This research paper is a descriptive study, which aims to identify the training needs of entrepreneurship educators and practices in entrepreneurship education in the Philippines.
Focus Group Discussion (FGD) and one-on-one interviews are conducted using structured and unstructured interview guides, which revealed the respondents’ answers, thought patterns, expressions and insights on an array of questions pertaining to entrepreneurship education in the Philippines. The result shows that students assign the highest importance to the personal qualities of entrepreneurship educators (e.
g. human and motivating, etc.) and teaching methodology and delivery (e. g. innovative and interactive) among other qualities (e. g. educational attainment).
Entrepreneurship educators ascribe most importance on personalized, experience and project-based learning.

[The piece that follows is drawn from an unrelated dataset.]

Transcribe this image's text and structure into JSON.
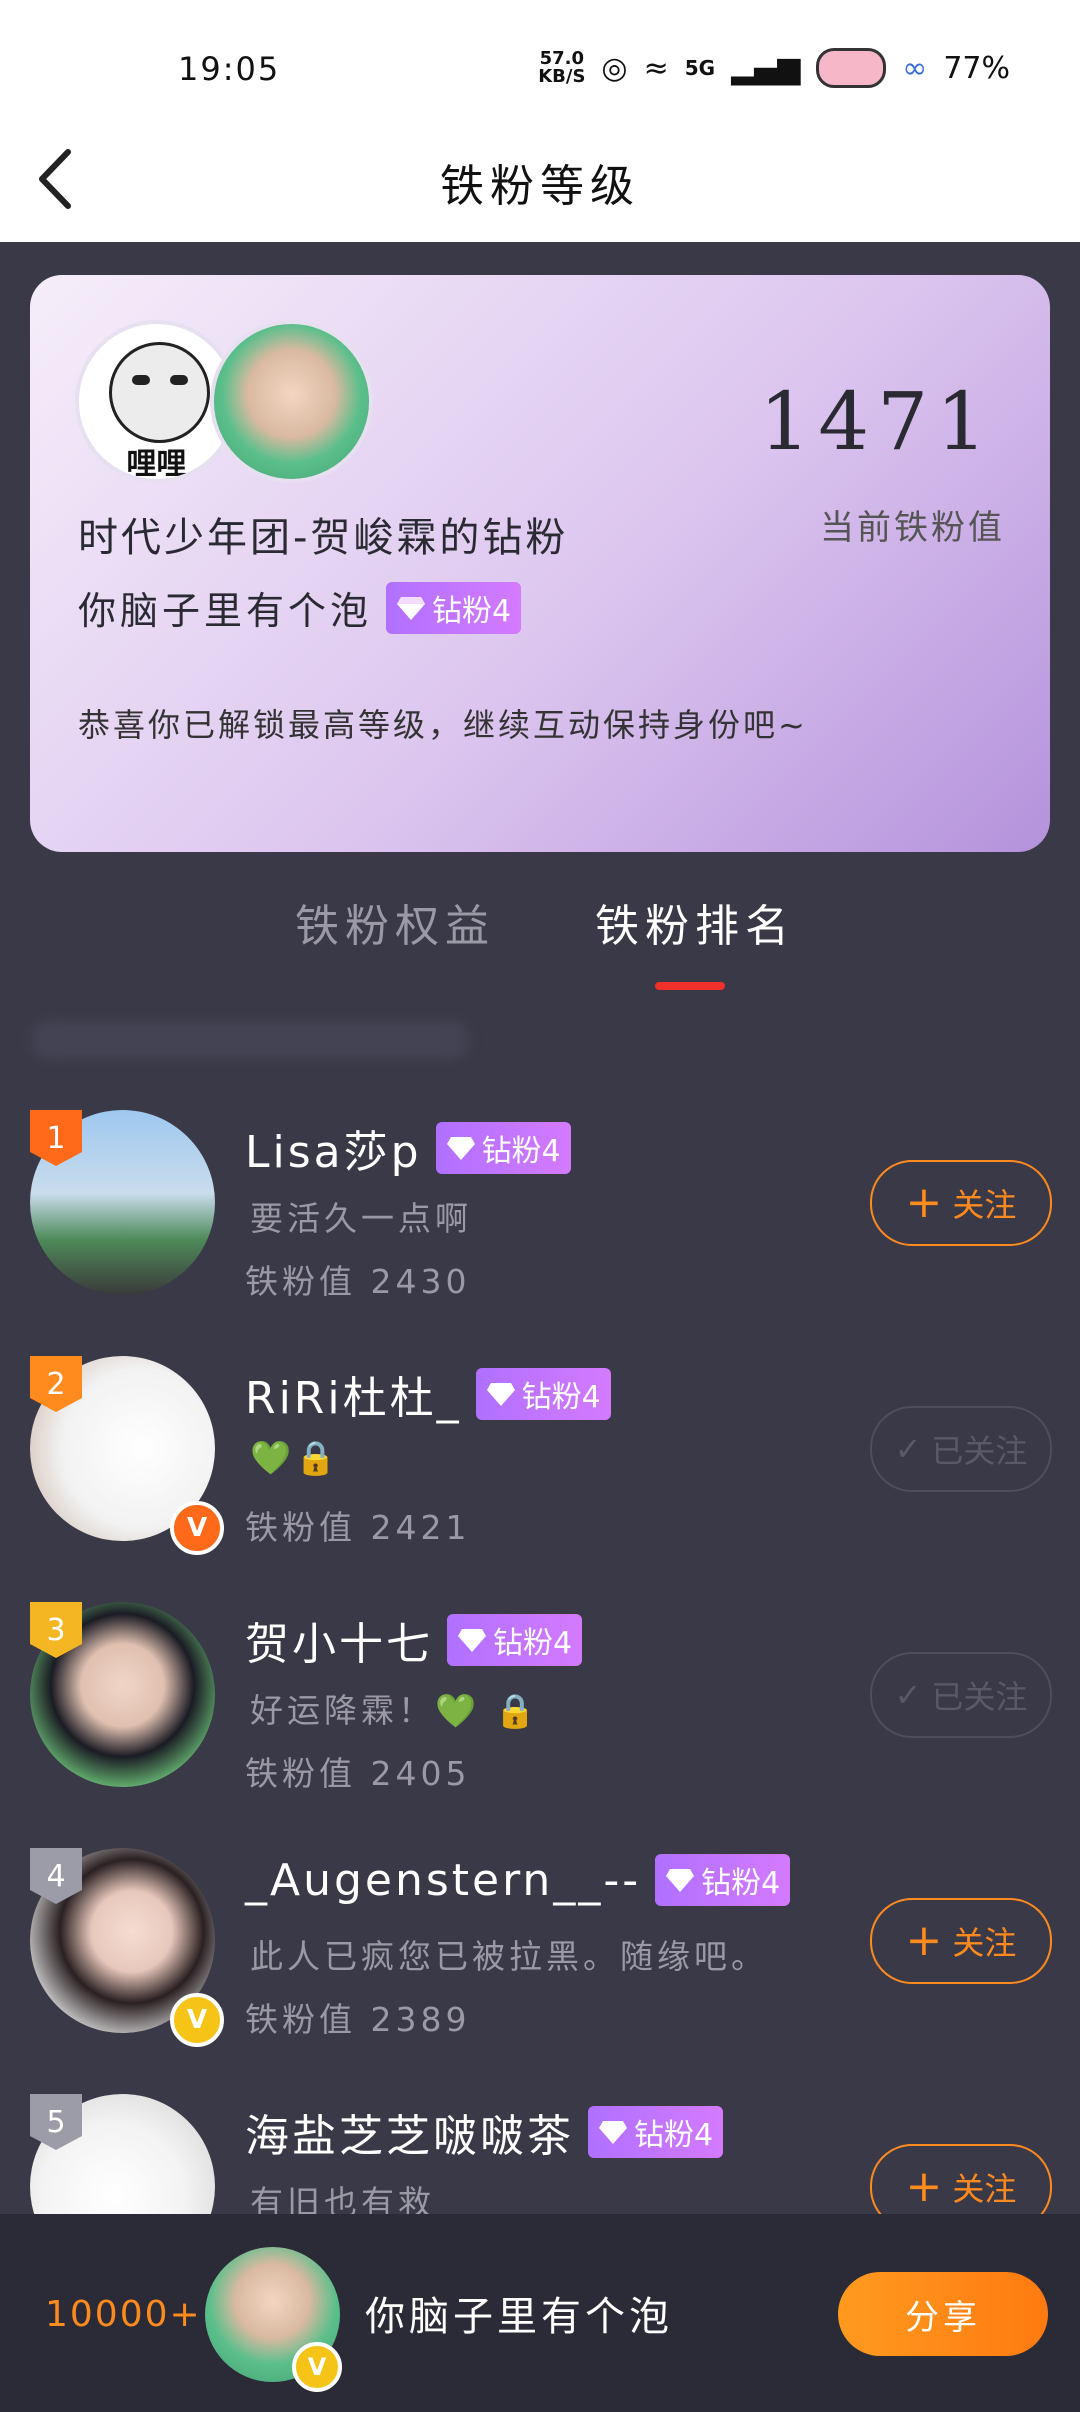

However, they assert that this teaching practice should be complemented by a manageable class size, program support facilities and teaching skills enhancement (e. g. , mentoring, etc.) among others. The school administrators play an important role in setting the direction and progression of the entrepreneurship program in their respective institutions against the background of numerous challenges in managing resources to support its needs.
This study highlights that entrepreneurship education in tertiary level is best achieved through a well-designed curriculum, effective teaching model grounded on personalized and experience-based learning, and strong institutional support. Keywords: teaching and learning needs, entrepreneurship education, and tertiary level.

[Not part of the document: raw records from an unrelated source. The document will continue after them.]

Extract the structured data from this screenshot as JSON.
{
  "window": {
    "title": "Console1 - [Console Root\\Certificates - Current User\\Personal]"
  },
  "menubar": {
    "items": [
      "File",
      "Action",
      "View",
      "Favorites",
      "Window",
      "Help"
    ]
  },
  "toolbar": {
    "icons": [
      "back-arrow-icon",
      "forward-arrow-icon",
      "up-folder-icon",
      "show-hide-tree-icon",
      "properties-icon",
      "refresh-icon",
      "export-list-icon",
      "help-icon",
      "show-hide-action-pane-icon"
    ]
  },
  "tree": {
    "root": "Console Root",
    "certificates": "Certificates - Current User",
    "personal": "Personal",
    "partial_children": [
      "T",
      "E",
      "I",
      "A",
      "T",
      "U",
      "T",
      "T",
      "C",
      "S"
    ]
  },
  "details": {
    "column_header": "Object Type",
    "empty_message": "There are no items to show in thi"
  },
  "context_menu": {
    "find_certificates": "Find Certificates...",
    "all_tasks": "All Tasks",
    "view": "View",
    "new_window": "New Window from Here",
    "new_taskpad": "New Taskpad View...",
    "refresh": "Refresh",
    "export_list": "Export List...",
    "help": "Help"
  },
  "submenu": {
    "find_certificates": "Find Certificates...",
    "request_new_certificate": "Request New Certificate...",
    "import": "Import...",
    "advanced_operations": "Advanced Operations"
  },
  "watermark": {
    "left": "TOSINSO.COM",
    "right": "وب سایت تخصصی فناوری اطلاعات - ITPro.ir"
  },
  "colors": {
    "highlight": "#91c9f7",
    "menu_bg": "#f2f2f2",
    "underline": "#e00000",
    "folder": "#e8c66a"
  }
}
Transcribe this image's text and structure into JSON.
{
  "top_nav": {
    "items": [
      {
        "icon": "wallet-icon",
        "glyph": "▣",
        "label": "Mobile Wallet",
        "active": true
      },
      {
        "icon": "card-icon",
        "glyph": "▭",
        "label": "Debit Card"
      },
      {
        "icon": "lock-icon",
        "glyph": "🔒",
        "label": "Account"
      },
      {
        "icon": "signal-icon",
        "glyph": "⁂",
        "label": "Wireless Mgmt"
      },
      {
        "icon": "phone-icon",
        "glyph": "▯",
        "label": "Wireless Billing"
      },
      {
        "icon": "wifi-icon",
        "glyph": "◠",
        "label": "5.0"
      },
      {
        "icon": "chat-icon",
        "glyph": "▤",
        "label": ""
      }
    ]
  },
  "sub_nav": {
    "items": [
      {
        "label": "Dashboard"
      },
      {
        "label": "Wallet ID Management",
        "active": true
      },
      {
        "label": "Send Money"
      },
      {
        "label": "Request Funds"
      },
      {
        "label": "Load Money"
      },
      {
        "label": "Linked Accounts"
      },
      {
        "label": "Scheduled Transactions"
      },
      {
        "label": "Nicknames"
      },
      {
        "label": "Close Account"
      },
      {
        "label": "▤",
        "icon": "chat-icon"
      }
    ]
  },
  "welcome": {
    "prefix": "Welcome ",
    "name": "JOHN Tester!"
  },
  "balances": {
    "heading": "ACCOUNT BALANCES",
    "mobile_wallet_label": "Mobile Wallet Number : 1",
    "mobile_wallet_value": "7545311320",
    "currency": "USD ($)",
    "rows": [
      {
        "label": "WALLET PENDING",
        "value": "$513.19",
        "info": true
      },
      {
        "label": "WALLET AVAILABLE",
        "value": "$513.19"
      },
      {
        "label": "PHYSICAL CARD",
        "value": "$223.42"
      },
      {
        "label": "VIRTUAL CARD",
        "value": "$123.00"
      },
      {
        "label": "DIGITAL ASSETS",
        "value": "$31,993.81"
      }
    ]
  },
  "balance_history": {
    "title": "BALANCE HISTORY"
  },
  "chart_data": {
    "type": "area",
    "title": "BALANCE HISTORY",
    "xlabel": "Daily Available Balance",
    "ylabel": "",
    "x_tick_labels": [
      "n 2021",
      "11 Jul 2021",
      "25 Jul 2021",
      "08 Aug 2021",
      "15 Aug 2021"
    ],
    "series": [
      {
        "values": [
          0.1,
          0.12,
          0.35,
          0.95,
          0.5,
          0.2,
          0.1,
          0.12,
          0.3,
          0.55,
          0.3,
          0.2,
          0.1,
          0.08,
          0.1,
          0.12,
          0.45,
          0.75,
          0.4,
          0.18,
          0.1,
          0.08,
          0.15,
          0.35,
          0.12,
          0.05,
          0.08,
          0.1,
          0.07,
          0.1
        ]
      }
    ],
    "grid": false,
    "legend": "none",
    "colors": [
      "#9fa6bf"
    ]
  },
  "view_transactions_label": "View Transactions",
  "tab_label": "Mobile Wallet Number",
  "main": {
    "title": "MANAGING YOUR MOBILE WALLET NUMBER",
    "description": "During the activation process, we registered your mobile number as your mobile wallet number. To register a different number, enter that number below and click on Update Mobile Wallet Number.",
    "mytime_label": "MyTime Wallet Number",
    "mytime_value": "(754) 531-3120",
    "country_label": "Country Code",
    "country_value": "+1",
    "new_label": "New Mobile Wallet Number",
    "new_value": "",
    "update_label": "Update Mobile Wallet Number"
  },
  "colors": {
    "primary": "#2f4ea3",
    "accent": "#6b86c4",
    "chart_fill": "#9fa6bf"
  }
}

Entrepreneurship education is a recent trend in new course development as against the traditional courses that have gained formal recognition in higher-level institutions. Entrepreneurship courses are now finding their way into formal education as subjects or full degree courses in the tertiary level.
Unlike traditional business courses, which have developed and evolved over many decades in universities all over the world in conjunction with active practicing business operations, formal entrepreneurship teaching in the tertiary level is a relatively young course. Professional development of entrepreneurship educators, however, is not as institutionalized as the development of teachers for traditional business courses. MBAs and PhDs in general business and in management fill the faculty rooms of colleges and universities, but educators who hold masters and doctorate degrees in entrepreneurship are rare.
Even teaching information and resources are not well known or are not available in many schools, making it difficult for budding entrepreneurs to find the sources they need. Entrepreneurship education is, by nature, highly experiential and interactive. Course requirements are mostly output and result oriented, prototype development, hands-on training and other practical applications that require mentoring and close monitoring of students’ progress at each developmental stage.
Teaching college teens to become entrepreneurs takes a different set of skills, insights or sensitivity and teaching approaches to connect, motivate and engage them to. The uniqueness of the student needs and the course requirements entails specific teaching skills to match both. One of the perceived tools to address and match these needs is to first conduct an assessment of the qualities, competencies, methods and techniques and other factors that are important to students, educators, and school administrators.
There are new challenges of the learning dynamics of emerging youth in the 21st century. Among them are the uses and matching of modern communication technologies with appropriate teaching methodologies, which the new generation is well adapted to but a good number of educators are not. These are only a few examples of the specialized skills and knowledge that are needed to upgrade entrepreneurship training in the tertiary level. Likewise, course management and its administration are also faced more than ever, with challenges and limitations that behoove everyone to deal creatively with.
The study is grounded on the premise that if the educational system is to breed entrepreneurs as the future economic movers, it is but appropriate that the learning source, or the educators should be well equipped and sensitive to their needs and learning dynamics who are “nolonger-children but not-yet adults.” In the Philippines, the Commission on Higher Education (CHED) has pushed the formal integration of entrepreneurship education pursuant to Republic Act No. 7722 as embodied in Memorandum Order No. 17 (CMO # 17) Series of 2005 – Curriculum Requirement for Bachelor of Science in Entrepreneurship (BS Entrepreneurship).
This document contains the new academic and developmental thrusts of the Entrepreneurship Programs and Courses in the Tertiary Level. It is also important to note that based on the CHED directory in the National Capital Region, there has been an increase in colleges and universities offering business and entrepreneurship courses. Some have indicated the integration of entrepreneurship in their schools, as a full course leading to a degree, a track, or as a major subject. There are already concerted efforts in the government and the private sector to advance entrepreneurship education as a long-term solution to economic advancement.
It follows then that the future offering of the course on entrepreneurship will increase, and programs will take on a newer form as it evolves and develops over time. One of the concrete efforts to meet these new challenges is the formation of Entrepreneurship Educators of the Philippines (ENEDA). The main thrust of the organization is to assist all its members in accessing or actually developing for their immediate use all the relevant knowledge and skills needed in teaching college students.
Cite this essay
Philippines Higher Education. (2018, Nov 03). Retrieved from https://studymoose.com/philippines-higher-education-essay